Web page and app entries
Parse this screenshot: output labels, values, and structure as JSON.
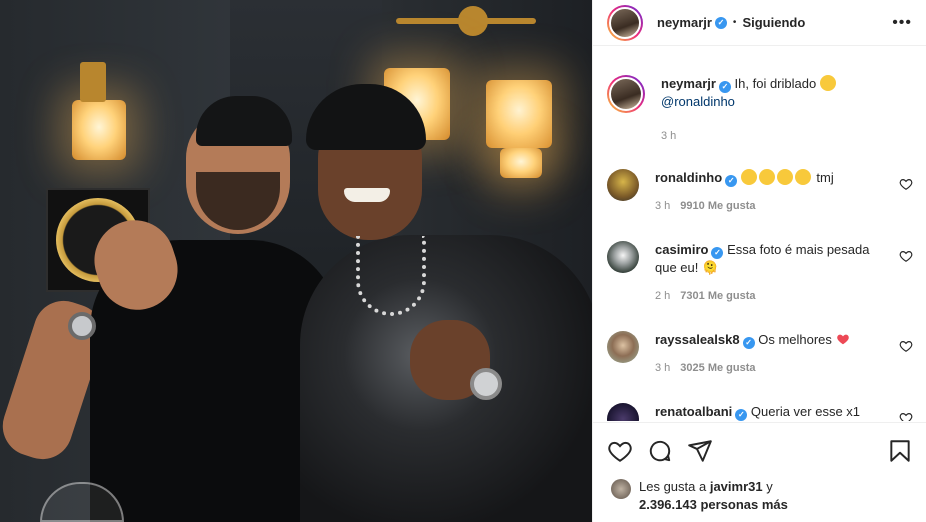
{
  "post": {
    "author": "neymarjr",
    "dot": "•",
    "follow_status": "Siguiendo",
    "more_glyph": "•••"
  },
  "caption": {
    "username": "neymarjr",
    "text": "Ih, foi driblado",
    "mention": "@ronaldinho",
    "time": "3 h"
  },
  "comments": [
    {
      "username": "ronaldinho",
      "text": "tmj",
      "emoji_count": 4,
      "time": "3 h",
      "likes": "9910 Me gusta"
    },
    {
      "username": "casimiro",
      "text_line1": "Essa foto é mais pesada",
      "text_line2": "que eu! 🫠",
      "time": "2 h",
      "likes": "7301 Me gusta"
    },
    {
      "username": "rayssalealsk8",
      "text": "Os melhores",
      "time": "3 h",
      "likes": "3025 Me gusta"
    },
    {
      "username": "renatoalbani",
      "text": "Queria ver esse x1"
    }
  ],
  "likes_summary": {
    "prefix": "Les gusta a",
    "user": "javimr31",
    "suffix": "y",
    "count": "2.396.143 personas más"
  },
  "icons": [
    "heart-icon",
    "comment-icon",
    "share-icon",
    "bookmark-icon",
    "verified-icon",
    "more-options-icon"
  ],
  "colors": {
    "verified": "#3897f0",
    "mention": "#00376b",
    "muted": "#8e8e8e",
    "heart_red": "#ed4956"
  }
}
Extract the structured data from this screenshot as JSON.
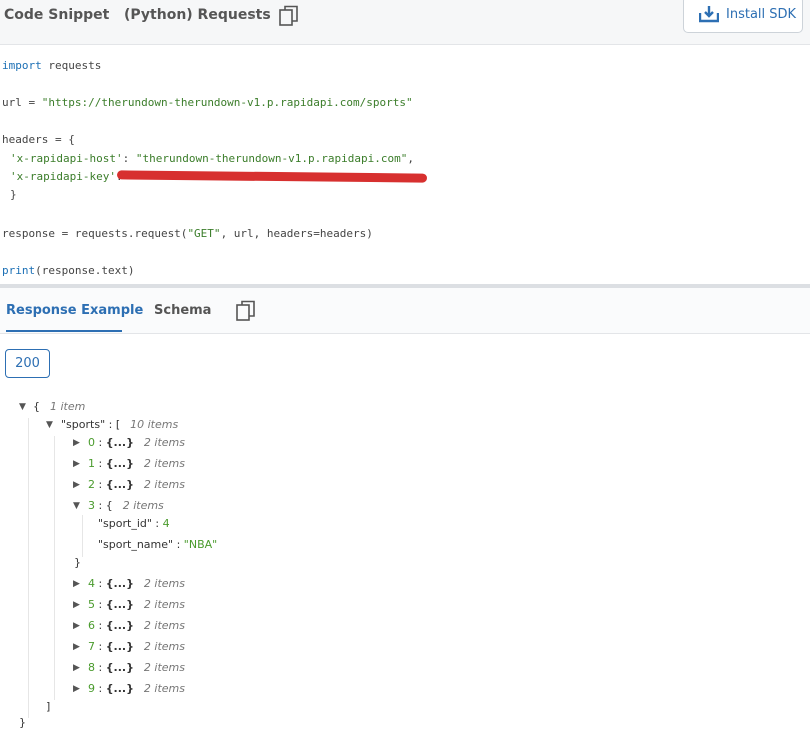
{
  "header": {
    "title": "Code Snippet",
    "language": "(Python) Requests",
    "sdk_label": "Install SDK"
  },
  "code": {
    "l1_kw": "import",
    "l1_rest": " requests",
    "l2_var": "url",
    "l2_eq": " = ",
    "l2_str": "\"https://therundown-therundown-v1.p.rapidapi.com/sports\"",
    "l3": "headers = {",
    "l4_key": "'x-rapidapi-host'",
    "l4_sep": ": ",
    "l4_val": "\"therundown-therundown-v1.p.rapidapi.com\"",
    "l4_comma": ",",
    "l5_key": "'x-rapidapi-key'",
    "l5_sep": ": ",
    "l6": "}",
    "l7_a": "response = requests.request(",
    "l7_s": "\"GET\"",
    "l7_b": ", url, headers=headers)",
    "l8_kw": "print",
    "l8_rest": "(response.text)"
  },
  "tabs": {
    "response": "Response Example",
    "schema": "Schema"
  },
  "status_code": "200",
  "tree": {
    "root_open": "{",
    "root_count": "1 item",
    "sports_key": "\"sports\" : [",
    "sports_count": "10 items",
    "items": [
      {
        "idx": "0",
        "count": "2 items"
      },
      {
        "idx": "1",
        "count": "2 items"
      },
      {
        "idx": "2",
        "count": "2 items"
      },
      {
        "idx": "3",
        "count": "2 items"
      },
      {
        "idx": "4",
        "count": "2 items"
      },
      {
        "idx": "5",
        "count": "2 items"
      },
      {
        "idx": "6",
        "count": "2 items"
      },
      {
        "idx": "7",
        "count": "2 items"
      },
      {
        "idx": "8",
        "count": "2 items"
      },
      {
        "idx": "9",
        "count": "2 items"
      }
    ],
    "collapsed_obj": "{...}",
    "expanded_open": "{",
    "sport_id_key": "\"sport_id\"",
    "sport_id_val": "4",
    "sport_name_key": "\"sport_name\"",
    "sport_name_val": "\"NBA\"",
    "close_brace": "}",
    "close_bracket": "]",
    "root_close": "}"
  },
  "colors": {
    "accent": "#2d6fb3",
    "value_green": "#4a9b2d",
    "redaction": "#d7302f"
  }
}
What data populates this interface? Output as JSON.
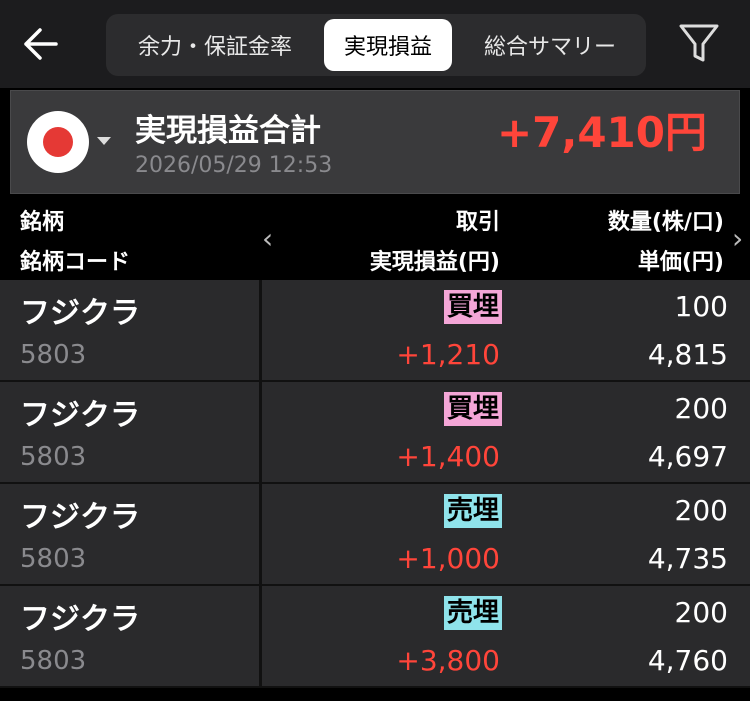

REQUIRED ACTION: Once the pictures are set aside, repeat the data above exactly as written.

SOLUTION TO THIS TASK:
Parse this screenshot: output labels, values, and structure as JSON.
{
  "post": {
    "author": "neymarjr",
    "dot": "•",
    "follow_status": "Siguiendo",
    "more_glyph": "•••"
  },
  "caption": {
    "username": "neymarjr",
    "text": "Ih, foi driblado",
    "mention": "@ronaldinho",
    "time": "3 h"
  },
  "comments": [
    {
      "username": "ronaldinho",
      "text": "tmj",
      "emoji_count": 4,
      "time": "3 h",
      "likes": "9910 Me gusta"
    },
    {
      "username": "casimiro",
      "text_line1": "Essa foto é mais pesada",
      "text_line2": "que eu! 🫠",
      "time": "2 h",
      "likes": "7301 Me gusta"
    },
    {
      "username": "rayssalealsk8",
      "text": "Os melhores",
      "time": "3 h",
      "likes": "3025 Me gusta"
    },
    {
      "username": "renatoalbani",
      "text": "Queria ver esse x1"
    }
  ],
  "likes_summary": {
    "prefix": "Les gusta a",
    "user": "javimr31",
    "suffix": "y",
    "count": "2.396.143 personas más"
  },
  "icons": [
    "heart-icon",
    "comment-icon",
    "share-icon",
    "bookmark-icon",
    "verified-icon",
    "more-options-icon"
  ],
  "colors": {
    "verified": "#3897f0",
    "mention": "#00376b",
    "muted": "#8e8e8e",
    "heart_red": "#ed4956"
  }
}
Extract the structured data from this screenshot as JSON.
{
  "header": {
    "title": "Code Snippet",
    "language": "(Python) Requests",
    "sdk_label": "Install SDK"
  },
  "code": {
    "l1_kw": "import",
    "l1_rest": " requests",
    "l2_var": "url",
    "l2_eq": " = ",
    "l2_str": "\"https://therundown-therundown-v1.p.rapidapi.com/sports\"",
    "l3": "headers = {",
    "l4_key": "'x-rapidapi-host'",
    "l4_sep": ": ",
    "l4_val": "\"therundown-therundown-v1.p.rapidapi.com\"",
    "l4_comma": ",",
    "l5_key": "'x-rapidapi-key'",
    "l5_sep": ": ",
    "l6": "}",
    "l7_a": "response = requests.request(",
    "l7_s": "\"GET\"",
    "l7_b": ", url, headers=headers)",
    "l8_kw": "print",
    "l8_rest": "(response.text)"
  },
  "tabs": {
    "response": "Response Example",
    "schema": "Schema"
  },
  "status_code": "200",
  "tree": {
    "root_open": "{",
    "root_count": "1 item",
    "sports_key": "\"sports\" : [",
    "sports_count": "10 items",
    "items": [
      {
        "idx": "0",
        "count": "2 items"
      },
      {
        "idx": "1",
        "count": "2 items"
      },
      {
        "idx": "2",
        "count": "2 items"
      },
      {
        "idx": "3",
        "count": "2 items"
      },
      {
        "idx": "4",
        "count": "2 items"
      },
      {
        "idx": "5",
        "count": "2 items"
      },
      {
        "idx": "6",
        "count": "2 items"
      },
      {
        "idx": "7",
        "count": "2 items"
      },
      {
        "idx": "8",
        "count": "2 items"
      },
      {
        "idx": "9",
        "count": "2 items"
      }
    ],
    "collapsed_obj": "{...}",
    "expanded_open": "{",
    "sport_id_key": "\"sport_id\"",
    "sport_id_val": "4",
    "sport_name_key": "\"sport_name\"",
    "sport_name_val": "\"NBA\"",
    "close_brace": "}",
    "close_bracket": "]",
    "root_close": "}"
  },
  "colors": {
    "accent": "#2d6fb3",
    "value_green": "#4a9b2d",
    "redaction": "#d7302f"
  }
}
What data populates this interface? Output as JSON.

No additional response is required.